ASSIGNMENT :: Report back the lines in this listing that carry the string "Osiedle".

EXCERPTED DATA ::
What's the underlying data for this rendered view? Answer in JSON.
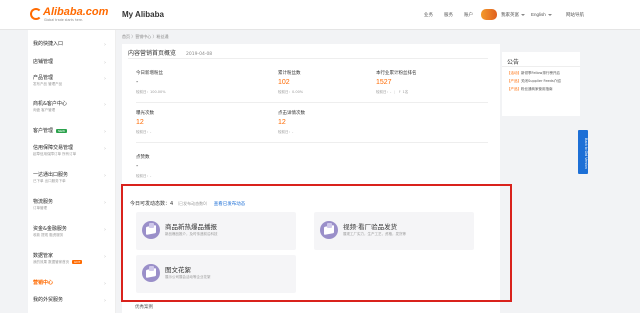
{
  "header": {
    "logo_text": "Alibaba.com",
    "logo_sub": "Global trade starts here.",
    "app_title": "My Alibaba",
    "links": [
      "业务",
      "服务",
      "账户"
    ],
    "user_name": "我家英富",
    "language": "English",
    "site_nav": "网站导航"
  },
  "sidebar": {
    "items": [
      {
        "label": "我的快捷入口",
        "sub": "",
        "badge": ""
      },
      {
        "label": "店铺管理",
        "sub": "",
        "badge": ""
      },
      {
        "label": "产品管理",
        "sub": "发布产品  管理产品",
        "badge": ""
      },
      {
        "label": "商机&客户中心",
        "sub": "询盘  客户管理",
        "badge": ""
      },
      {
        "label": "客户管理",
        "sub": "",
        "badge": "NEW"
      },
      {
        "label": "信用保障交易管理",
        "sub": "起草信用保障订单  所有订单",
        "badge": ""
      },
      {
        "label": "一达通出口服务",
        "sub": "已下单  出口服务下单",
        "badge": ""
      },
      {
        "label": "物流服务",
        "sub": "订单管理",
        "badge": ""
      },
      {
        "label": "资金&金融服务",
        "sub": "收款 提现  融资服务",
        "badge": ""
      },
      {
        "label": "数据管家",
        "sub": "我的效果  数据管家首页",
        "badge": "HOT"
      },
      {
        "label": "营销中心",
        "sub": "",
        "badge": ""
      },
      {
        "label": "我的外贸服务",
        "sub": "",
        "badge": ""
      }
    ]
  },
  "breadcrumb": "首页  〉营销中心  〉粉丝通",
  "card": {
    "title": "内容营销首页概览",
    "date": "2019-04-08",
    "metrics": [
      {
        "label": "今日新增粉丝",
        "value": "-",
        "foot_a": "较前日：100.00%",
        "foot_b": ""
      },
      {
        "label": "累计粉丝数",
        "value": "102",
        "foot_a": "较前日：0.00%",
        "foot_b": ""
      },
      {
        "label": "本行业累计粉丝排名",
        "value": "1527",
        "foot_a": "较前日：-",
        "foot_b": "↑ 1名"
      },
      {
        "label": "曝光次数",
        "value": "12",
        "foot_a": "较前日：-",
        "foot_b": ""
      },
      {
        "label": "点击详情次数",
        "value": "12",
        "foot_a": "较前日：-",
        "foot_b": ""
      },
      {
        "label": "点赞数",
        "value": "-",
        "foot_a": "较前日：-",
        "foot_b": ""
      }
    ]
  },
  "publish": {
    "heading": "今日可发动态数：4",
    "hint": "（已发布动态数0）",
    "link": "查看已发布动态",
    "cards": [
      {
        "title": "商品新热爆品播报",
        "desc": "新品爆品推介，及时传递前沿科技"
      },
      {
        "title": "视频·看厂验品发货",
        "desc": "展现工厂实力，生产工艺，资格，发货等"
      },
      {
        "title": "图文花絮",
        "desc": "展示公司展会活动等企业花絮"
      }
    ]
  },
  "bottom_label": "优秀案例",
  "notice": {
    "title": "公告",
    "items": [
      {
        "tag": "【活动】",
        "text": "新领季Fellow排行榜开启"
      },
      {
        "tag": "【产品】",
        "text": "关闭Supplier Feeds介绍"
      },
      {
        "tag": "【产品】",
        "text": "粉丝通商家使用指南"
      }
    ]
  },
  "float_button": "Back to Old Version"
}
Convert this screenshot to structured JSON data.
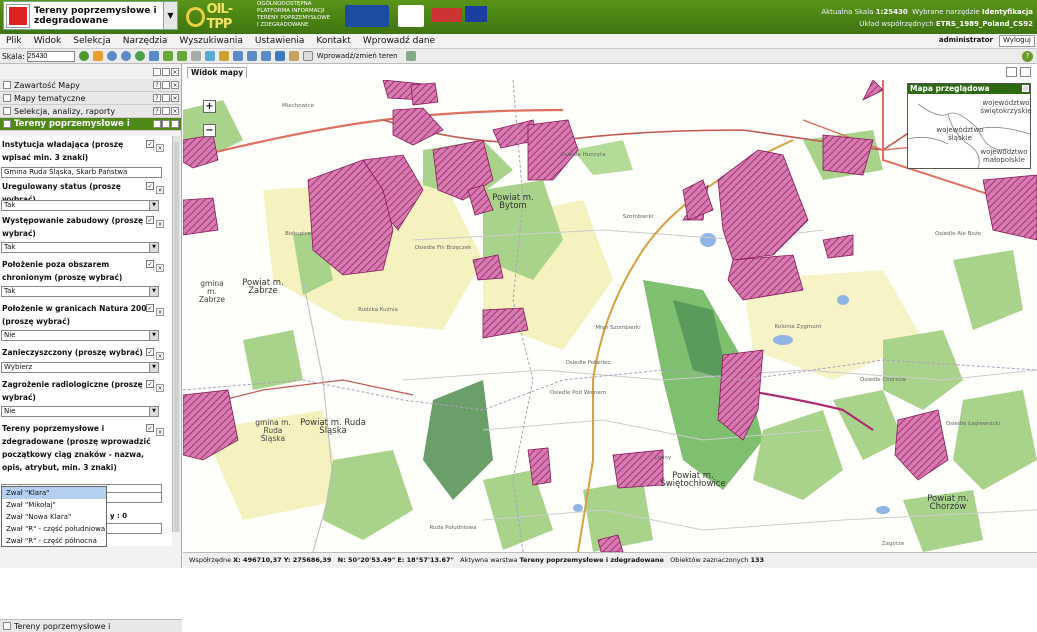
{
  "header": {
    "layer_title": "Tereny poprzemysłowe i zdegradowane",
    "logo_text": "OIL-TPP",
    "platform_lines": [
      "OGÓLNODOSTĘPNA",
      "PLATFORMA INFORMACJI",
      "TERENY POPRZEMYSŁOWE",
      "I ZDEGRADOWANE"
    ],
    "scale_label": "Aktualna Skala",
    "scale_value": "1:25430",
    "tool_label": "Wybrane narzędzie",
    "tool_value": "Identyfikacja",
    "crs_label": "Układ współrzędnych",
    "crs_value": "ETRS_1989_Poland_CS92"
  },
  "menu": {
    "items": [
      "Plik",
      "Widok",
      "Selekcja",
      "Narzędzia",
      "Wyszukiwania",
      "Ustawienia",
      "Kontakt",
      "Wprowadź dane"
    ],
    "user": "administrator",
    "logout": "Wyloguj"
  },
  "toolbar": {
    "scale_label": "Skala:",
    "scale_input": "25430",
    "input_text": "Wprowadź/zmień teren",
    "help": "?"
  },
  "sidebar": {
    "panels": [
      "Zawartość Mapy",
      "Mapy tematyczne",
      "Selekcja, analizy, raporty"
    ],
    "active_panel": "Tereny poprzemysłowe i",
    "bottom_panel": "Tereny poprzemysłowe i",
    "fields": [
      {
        "label": "Instytucja władająca (proszę wpisać min. 3 znaki)",
        "value": "Gmina Ruda Śląska, Skarb Państwa",
        "type": "text"
      },
      {
        "label": "Uregulowany status (proszę wybrać)",
        "value": "Tak",
        "type": "select"
      },
      {
        "label": "Występowanie zabudowy (proszę wybrać)",
        "value": "Tak",
        "type": "select"
      },
      {
        "label": "Położenie poza obszarem chronionym (proszę wybrać)",
        "value": "Tak",
        "type": "select"
      },
      {
        "label": "Położenie w granicach Natura 2000 (proszę wybrać)",
        "value": "Nie",
        "type": "select"
      },
      {
        "label": "Zanieczyszczony (proszę wybrać)",
        "value": "Wybierz",
        "type": "select"
      },
      {
        "label": "Zagrożenie radiologiczne (proszę wybrać)",
        "value": "Nie",
        "type": "select"
      },
      {
        "label": "Tereny poprzemysłowe i zdegradowane (proszę wprowadzić początkowy ciąg znaków - nazwa, opis, atrybut, min. 3 znaki)",
        "value": "Zwał",
        "type": "text"
      }
    ],
    "hidden_fragment": "y : 0",
    "autocomplete": [
      "Zwał \"Klara\"",
      "Zwał \"Mikołaj\"",
      "Zwał \"Nowa Klara\"",
      "Zwał \"R\" - część południowa",
      "Zwał \"R\" - część północna"
    ]
  },
  "map": {
    "tab": "Widok mapy",
    "overview_title": "Mapa przeglądowa",
    "overview_labels": [
      "województwo świętokrzyskie",
      "województwo śląskie",
      "województwo małopolskie"
    ],
    "labels": {
      "bytom": "Powiat m. Bytom",
      "zabrze": "Powiat m. Zabrze",
      "ruda": "Powiat m. Ruda Śląska",
      "gmina_zabrze": "gmina m. Zabrze",
      "gmina_ruda": "gmina m. Ruda Śląska",
      "swiet": "Powiat m. Świętochłowice",
      "chorzow": "Powiat m. Chorzów",
      "miechowice": "Miechowice",
      "szombierki": "Szombierki",
      "biskupice": "Biskupice",
      "ruda_kuznia": "Rudzka Kuźnia",
      "osiedle_fin": "Osiedle Fin Brzęczek",
      "mlyn": "Młyn Szombierki",
      "osiedle_h": "Osiedle Huncyta",
      "osiedle_p": "Osiedle Połaniec",
      "osiedle_w": "Osiedle Pod Wojnem",
      "kolonia": "Kolonia Zygmunt",
      "lipiny": "Lipiny",
      "osiedle_ch": "Osiedle Chorzów",
      "ruda_pol": "Ruda Południowa",
      "osiedle_b": "Osiedle Ale Boże",
      "osiedle_l": "Osiedle Łagiewnicki",
      "zagorze": "Zagórze"
    }
  },
  "status": {
    "coords_label": "Współrzędne",
    "x": "X: 496710,37",
    "y": "Y: 275686,39",
    "n": "N: 50°20'53.49\"",
    "e": "E: 18°57'13.67\"",
    "layer_label": "Aktywna warstwa",
    "layer_value": "Tereny poprzemysłowe i zdegradowane",
    "selected_label": "Obiektów zaznaczonych",
    "selected_value": "133"
  },
  "colors": {
    "header_green": "#4f8a17",
    "brownfield_fill": "#c8408a",
    "forest": "#a9d38a",
    "road_main": "#e07060",
    "road_secondary": "#d9a040"
  }
}
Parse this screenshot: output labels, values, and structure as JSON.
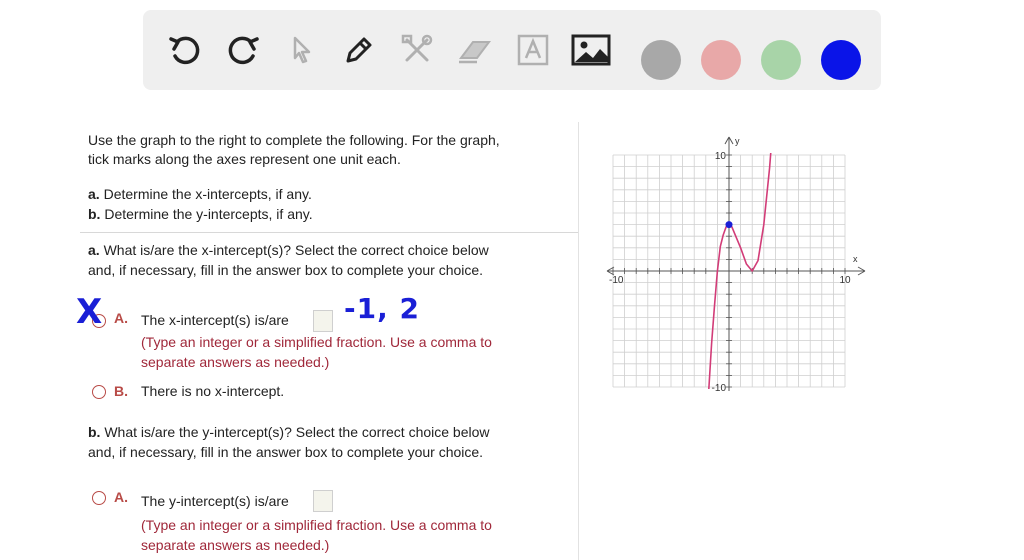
{
  "toolbar": {
    "tools": [
      {
        "name": "undo-icon"
      },
      {
        "name": "redo-icon"
      },
      {
        "name": "pointer-icon"
      },
      {
        "name": "pen-icon"
      },
      {
        "name": "tools-icon"
      },
      {
        "name": "eraser-icon"
      },
      {
        "name": "text-icon"
      },
      {
        "name": "image-icon"
      }
    ],
    "colors": [
      "#a8a8a8",
      "#e8a8a8",
      "#a8d4a8",
      "#0a14e8"
    ]
  },
  "question": {
    "intro_line1": "Use the graph to the right to complete the following. For the graph,",
    "intro_line2": "tick marks along the axes represent one unit each.",
    "part_a_label": "a.",
    "part_a_text": "Determine the x-intercepts, if any.",
    "part_b_label": "b.",
    "part_b_text": "Determine the y-intercepts, if any."
  },
  "section_a": {
    "label": "a.",
    "prompt_line1": "What is/are the x-intercept(s)? Select the correct choice below",
    "prompt_line2": "and, if necessary, fill in the answer box to complete your choice.",
    "choice_a_letter": "A.",
    "choice_a_text": "The x-intercept(s) is/are",
    "choice_a_hint1": "(Type an integer or a simplified fraction. Use a comma to",
    "choice_a_hint2": "separate answers as needed.)",
    "choice_b_letter": "B.",
    "choice_b_text": "There is no x-intercept.",
    "handwritten_mark": "X",
    "handwritten_answer": "-1, 2"
  },
  "section_b": {
    "label": "b.",
    "prompt_line1": "What is/are the y-intercept(s)? Select the correct choice below",
    "prompt_line2": "and, if necessary, fill in the answer box to complete your choice.",
    "choice_a_letter": "A.",
    "choice_a_text": "The y-intercept(s) is/are",
    "choice_a_hint1": "(Type an integer or a simplified fraction. Use a comma to",
    "choice_a_hint2": "separate answers as needed.)"
  },
  "chart_data": {
    "type": "line",
    "x_axis_label": "x",
    "y_axis_label": "y",
    "xlim": [
      -10,
      10
    ],
    "ylim": [
      -10,
      10
    ],
    "x_tick_labels": [
      "-10",
      "10"
    ],
    "y_tick_labels": [
      "10",
      "-10"
    ],
    "grid": true,
    "curve_color": "#d23c78",
    "point_color": "#1a1fd6",
    "series": [
      {
        "x": [
          -1.8,
          -1.5,
          -1.25,
          -1,
          -0.75,
          -0.5,
          -0.25,
          0,
          0.25,
          0.5,
          1,
          1.5,
          2,
          2.5,
          3,
          3.5,
          3.8
        ],
        "y": [
          -11.2,
          -6.25,
          -3.0,
          0,
          2.1,
          3.1,
          3.8,
          4,
          3.8,
          3.2,
          2.0,
          0.6,
          0,
          0.9,
          4.0,
          8.9,
          12.8
        ]
      }
    ],
    "highlight_point": {
      "x": 0,
      "y": 4
    }
  }
}
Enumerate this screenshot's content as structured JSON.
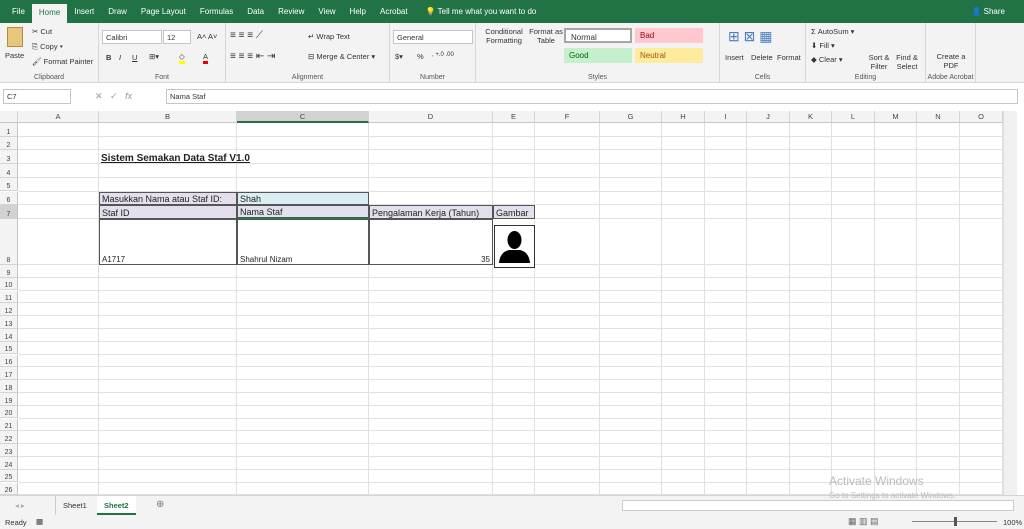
{
  "ribbon_tabs": [
    "File",
    "Home",
    "Insert",
    "Draw",
    "Page Layout",
    "Formulas",
    "Data",
    "Review",
    "View",
    "Help",
    "Acrobat"
  ],
  "active_tab": "Home",
  "tell_me": "Tell me what you want to do",
  "share": "Share",
  "clipboard": {
    "paste": "Paste",
    "cut": "Cut",
    "copy": "Copy",
    "format_painter": "Format Painter",
    "label": "Clipboard"
  },
  "font": {
    "name": "Calibri",
    "size": "12",
    "label": "Font",
    "bold": "B",
    "italic": "I",
    "underline": "U"
  },
  "alignment": {
    "wrap": "Wrap Text",
    "merge": "Merge & Center",
    "label": "Alignment"
  },
  "number": {
    "format": "General",
    "label": "Number",
    "percent": "%"
  },
  "styles": {
    "conditional": "Conditional Formatting",
    "format_table": "Format as Table",
    "normal": "Normal",
    "bad": "Bad",
    "good": "Good",
    "neutral": "Neutral",
    "label": "Styles"
  },
  "cells": {
    "insert": "Insert",
    "delete": "Delete",
    "format": "Format",
    "label": "Cells"
  },
  "editing": {
    "autosum": "AutoSum",
    "fill": "Fill",
    "clear": "Clear",
    "sort": "Sort & Filter",
    "find": "Find & Select",
    "label": "Editing"
  },
  "acrobat": {
    "create": "Create a PDF",
    "label": "Adobe Acrobat"
  },
  "formula_bar": {
    "name_box": "C7",
    "formula": "Nama Staf"
  },
  "columns": [
    "A",
    "B",
    "C",
    "D",
    "E",
    "F",
    "G",
    "H",
    "I",
    "J",
    "K",
    "L",
    "M",
    "N",
    "O"
  ],
  "selected_column": "C",
  "selected_row": 7,
  "sheet": {
    "title": "Sistem Semakan Data Staf V1.0",
    "search_label": "Masukkan Nama atau Staf ID:",
    "search_value": "Shah",
    "headers": [
      "Staf ID",
      "Nama Staf",
      "Pengalaman Kerja (Tahun)",
      "Gambar"
    ],
    "row": {
      "id": "A1717",
      "name": "Shahrul Nizam",
      "experience": "35"
    }
  },
  "sheet_tabs": [
    "Sheet1",
    "Sheet2"
  ],
  "active_sheet": "Sheet2",
  "status": {
    "ready": "Ready",
    "zoom": "100%"
  },
  "watermark": {
    "line1": "Activate Windows",
    "line2": "Go to Settings to activate Windows."
  },
  "colors": {
    "brand": "#217346",
    "header_fill": "#e4dfec",
    "input_fill": "#daeef3"
  }
}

EXERCISE RESULT ::
      "osiedle_fin": "Osiedle Fin Brzęczek",
      "osiedle_h": "Osiedle Huncyta",
      "osiedle_p": "Osiedle Połaniec",
      "osiedle_w": "Osiedle Pod Wojnem",
      "osiedle_ch": "Osiedle Chorzów",
      "osiedle_b": "Osiedle Ale Boże",
      "osiedle_l": "Osiedle Łagiewnicki",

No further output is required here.